Items from an interface collection:
►

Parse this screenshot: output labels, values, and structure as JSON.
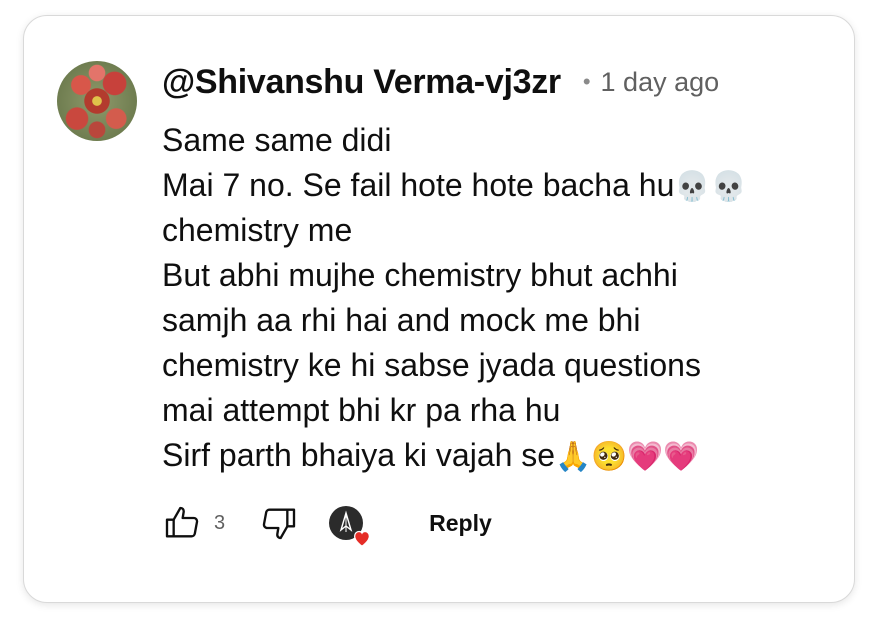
{
  "comment": {
    "author": "@Shivanshu Verma-vj3zr",
    "separator": "•",
    "timestamp": "1 day ago",
    "lines": [
      {
        "text": "Same same didi",
        "emoji": ""
      },
      {
        "text": "Mai 7 no. Se fail hote hote bacha hu",
        "emoji": "💀💀"
      },
      {
        "text": "chemistry me",
        "emoji": ""
      },
      {
        "text": "But abhi mujhe chemistry bhut achhi",
        "emoji": ""
      },
      {
        "text": "samjh aa rhi hai and mock me bhi",
        "emoji": ""
      },
      {
        "text": "chemistry ke hi sabse jyada questions",
        "emoji": ""
      },
      {
        "text": "mai attempt bhi kr pa rha hu",
        "emoji": ""
      },
      {
        "text": "Sirf parth bhaiya ki vajah se",
        "emoji": "🙏🥺💗💗"
      }
    ]
  },
  "actions": {
    "like_icon": "thumbs-up-icon",
    "like_count": "3",
    "dislike_icon": "thumbs-down-icon",
    "creator_heart_icon": "creator-heart-icon",
    "reply_label": "Reply"
  },
  "colors": {
    "text": "#0f0f0f",
    "secondary_text": "#606060",
    "heart": "#e52d27",
    "card_border": "#d9d9d9"
  }
}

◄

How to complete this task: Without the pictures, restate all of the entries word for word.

Reply to the task:
Parse this screenshot: output labels, values, and structure as JSON.
{
  "comment": {
    "author": "@Shivanshu Verma-vj3zr",
    "separator": "•",
    "timestamp": "1 day ago",
    "lines": [
      {
        "text": "Same same didi",
        "emoji": ""
      },
      {
        "text": "Mai 7 no. Se fail hote hote bacha hu",
        "emoji": "💀💀"
      },
      {
        "text": "chemistry me",
        "emoji": ""
      },
      {
        "text": "But abhi mujhe chemistry bhut achhi",
        "emoji": ""
      },
      {
        "text": "samjh aa rhi hai and mock me bhi",
        "emoji": ""
      },
      {
        "text": "chemistry ke hi sabse jyada questions",
        "emoji": ""
      },
      {
        "text": "mai attempt bhi kr pa rha hu",
        "emoji": ""
      },
      {
        "text": "Sirf parth bhaiya ki vajah se",
        "emoji": "🙏🥺💗💗"
      }
    ]
  },
  "actions": {
    "like_icon": "thumbs-up-icon",
    "like_count": "3",
    "dislike_icon": "thumbs-down-icon",
    "creator_heart_icon": "creator-heart-icon",
    "reply_label": "Reply"
  },
  "colors": {
    "text": "#0f0f0f",
    "secondary_text": "#606060",
    "heart": "#e52d27",
    "card_border": "#d9d9d9"
  }
}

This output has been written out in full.